With an aluminum body and olive drab coloring, the Hunt Master looks quite at home in the woods. The body is very thin for most of its length, only around the size of large highlighting marker, and then fans out at the end to encompass the lens, which is boasted to be unbreakable. At just over six and a half inches long, this makes the Hunt Master very convienient as far as carrying is concerned; when moving about in the woods, it doesn’t have the bulky quality that is constatly catching on things, and one’s arm will not get tired just from carrying it. This is great for long stretches of time, and it can fit easily in a belt or pocket to get it out of the way if something urgent arises.
A compact, powerful little tool, the Hunt Master pumps out a fair bit of light. It uses three CR123 batteries, which will cost a little bit themselves, but it is worth it. The three Luxeon Rebel LED’s that the batteries power put out 300 lumens, giving one all the illumination in the woods that one could want. It can easily light up the tops of trees, groups of trees a long way off, and bushes more than eighty feet away. The light it puts out is not just barely trickling to the tops of the trees, either; it is getting there with strength, so that things can actually be seen. It lights the tree up so that the individual branches can be made out with no trouble at all, not just so that it turns from a dark green blur into a light green blur. Those tree tops, also, are no mere forty feet away. They are one hundred to two hundred feet away. That is a lot of power for a light so little it looks like the handle is the size of a small tube of toothpaste.
The main problem with the light is that it can not run at its highest capacity for hours on end. Granted, most people won’t need it for that long, but it would be nice if the availability was there. What happens is that the light decreases its output every so often after it has been on constantly for a while. The problem is not the light output itself, but the heat that the light produces. If this gets to too high of a level, the bulbs can be damaged, so there is a built-in protection system that dims the light and thus reduces the heat. This can be combated by turning the light off and allowing it to cool, and should be naturally combated by colder weather.

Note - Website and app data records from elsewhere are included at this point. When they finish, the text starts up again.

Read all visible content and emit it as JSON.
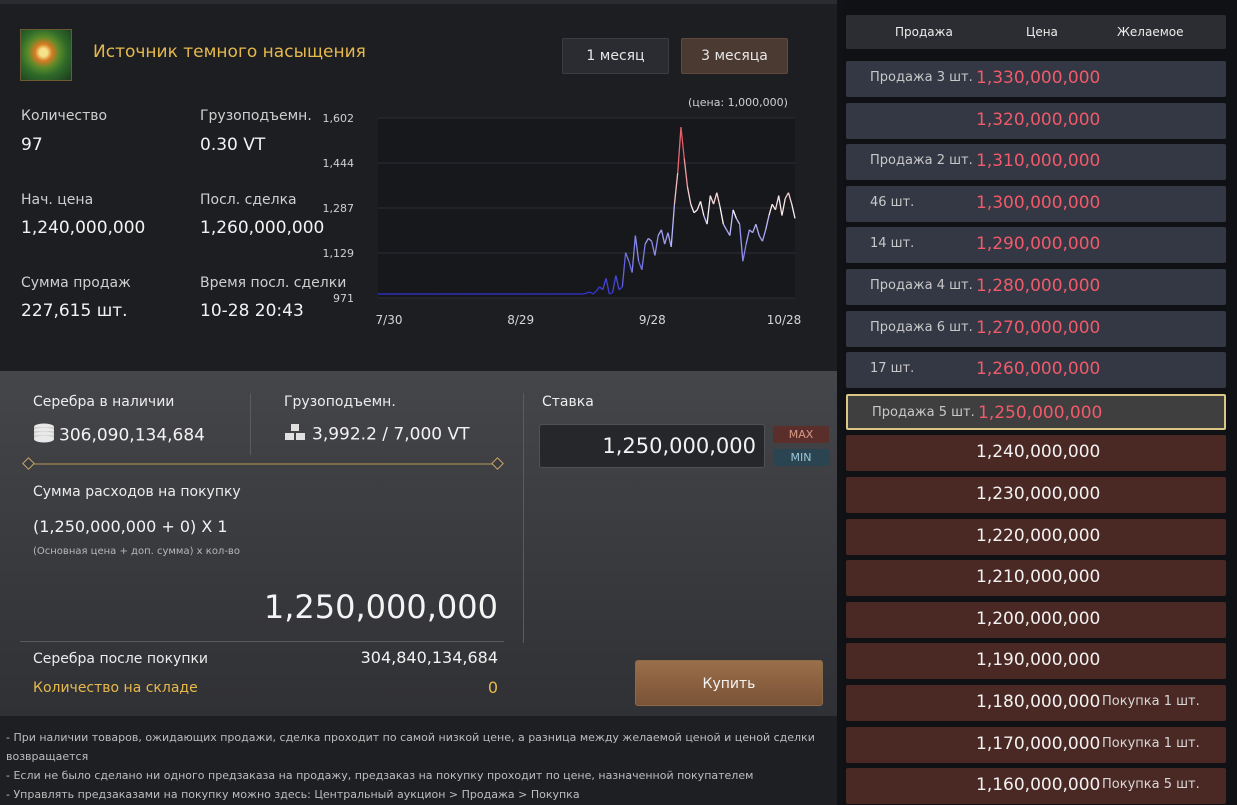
{
  "item": {
    "title": "Источник темного насыщения",
    "periods": [
      "1 месяц",
      "3 месяца"
    ]
  },
  "stats": [
    {
      "label": "Количество",
      "value": "97"
    },
    {
      "label": "Грузоподъемн.",
      "value": "0.30 VT"
    },
    {
      "label": "Нач. цена",
      "value": "1,240,000,000"
    },
    {
      "label": "Посл. сделка",
      "value": "1,260,000,000"
    },
    {
      "label": "Сумма продаж",
      "value": "227,615 шт."
    },
    {
      "label": "Время посл. сделки",
      "value": "10-28 20:43"
    }
  ],
  "chart_data": {
    "type": "line",
    "title": "",
    "unit_note": "(цена: 1,000,000)",
    "xlabel": "",
    "ylabel": "",
    "x_ticks": [
      "7/30",
      "8/29",
      "9/28",
      "10/28"
    ],
    "y_ticks": [
      "1,602",
      "1,444",
      "1,287",
      "1,129",
      "971"
    ],
    "ylim": [
      971,
      1602
    ],
    "series": [
      {
        "values": [
          985,
          985,
          985,
          985,
          985,
          985,
          985,
          985,
          985,
          985,
          985,
          985,
          985,
          985,
          985,
          985,
          985,
          985,
          985,
          985,
          985,
          985,
          985,
          985,
          985,
          985,
          985,
          985,
          985,
          985,
          985,
          985,
          985,
          985,
          985,
          985,
          985,
          985,
          985,
          985,
          985,
          985,
          985,
          985,
          985,
          985,
          985,
          985,
          985,
          985,
          985,
          985,
          985,
          985,
          985,
          985,
          985,
          985,
          985,
          985,
          985,
          985,
          985,
          985,
          988,
          992,
          985,
          995,
          1010,
          1000,
          1040,
          985,
          990,
          1050,
          1000,
          1010,
          1130,
          1100,
          1060,
          1190,
          1100,
          1070,
          1160,
          1180,
          1170,
          1120,
          1190,
          1210,
          1160,
          1200,
          1150,
          1300,
          1410,
          1570,
          1460,
          1360,
          1300,
          1270,
          1280,
          1310,
          1260,
          1230,
          1330,
          1300,
          1340,
          1290,
          1230,
          1210,
          1190,
          1280,
          1250,
          1230,
          1100,
          1160,
          1210,
          1200,
          1230,
          1190,
          1170,
          1210,
          1260,
          1300,
          1280,
          1330,
          1260,
          1320,
          1340,
          1300,
          1250
        ]
      }
    ],
    "grid": true,
    "color_scale": [
      "#2a2ad0",
      "#ffffff",
      "#e02030"
    ]
  },
  "wallet": {
    "silver_label": "Серебра в наличии",
    "silver_value": "306,090,134,684",
    "weight_label": "Грузоподъемн.",
    "weight_value": "3,992.2 / 7,000 VT"
  },
  "bid": {
    "label": "Ставка",
    "value": "1,250,000,000",
    "max": "MAX",
    "min": "MIN"
  },
  "cost": {
    "label": "Сумма расходов на покупку",
    "formula": "(1,250,000,000 + 0) X 1",
    "formula_note": "(Основная цена + доп. сумма) x кол-во",
    "total": "1,250,000,000",
    "after_label": "Серебра после покупки",
    "after_value": "304,840,134,684",
    "storage_label": "Количество на складе",
    "storage_value": "0"
  },
  "buy_button": "Купить",
  "notes": [
    "- При наличии товаров, ожидающих продажи, сделка проходит по самой низкой цене, а разница между желаемой ценой и ценой сделки возвращается",
    "- Если не было сделано ни одного предзаказа на продажу, предзаказ на покупку проходит по цене, назначенной покупателем",
    "- Управлять предзаказами на покупку можно здесь: Центральный аукцион > Продажа > Покупка"
  ],
  "orderbook": {
    "headers": [
      "Продажа",
      "Цена",
      "Желаемое"
    ],
    "rows": [
      {
        "left": "Продажа 3 шт.",
        "price": "1,330,000,000",
        "right": "",
        "kind": "sell"
      },
      {
        "left": "",
        "price": "1,320,000,000",
        "right": "",
        "kind": "sell"
      },
      {
        "left": "Продажа 2 шт.",
        "price": "1,310,000,000",
        "right": "",
        "kind": "sell"
      },
      {
        "left": "46 шт.",
        "price": "1,300,000,000",
        "right": "",
        "kind": "sell"
      },
      {
        "left": "14 шт.",
        "price": "1,290,000,000",
        "right": "",
        "kind": "sell"
      },
      {
        "left": "Продажа 4 шт.",
        "price": "1,280,000,000",
        "right": "",
        "kind": "sell"
      },
      {
        "left": "Продажа 6 шт.",
        "price": "1,270,000,000",
        "right": "",
        "kind": "sell"
      },
      {
        "left": "17 шт.",
        "price": "1,260,000,000",
        "right": "",
        "kind": "sell"
      },
      {
        "left": "Продажа 5 шт.",
        "price": "1,250,000,000",
        "right": "",
        "kind": "selected"
      },
      {
        "left": "",
        "price": "1,240,000,000",
        "right": "",
        "kind": "buy"
      },
      {
        "left": "",
        "price": "1,230,000,000",
        "right": "",
        "kind": "buy"
      },
      {
        "left": "",
        "price": "1,220,000,000",
        "right": "",
        "kind": "buy"
      },
      {
        "left": "",
        "price": "1,210,000,000",
        "right": "",
        "kind": "buy"
      },
      {
        "left": "",
        "price": "1,200,000,000",
        "right": "",
        "kind": "buy"
      },
      {
        "left": "",
        "price": "1,190,000,000",
        "right": "",
        "kind": "buy"
      },
      {
        "left": "",
        "price": "1,180,000,000",
        "right": "Покупка 1 шт.",
        "kind": "buy"
      },
      {
        "left": "",
        "price": "1,170,000,000",
        "right": "Покупка 1 шт.",
        "kind": "buy"
      },
      {
        "left": "",
        "price": "1,160,000,000",
        "right": "Покупка 5 шт.",
        "kind": "buy"
      }
    ]
  }
}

Overall, this light would be rated a four out of five. The power, size, and durability all play in its favor, as does the low price. The main drawback of the powering down has to take it down somewhat, however, as it could become quite frustrating in the woods. Still, quite a good little flashlight without breaking the bank.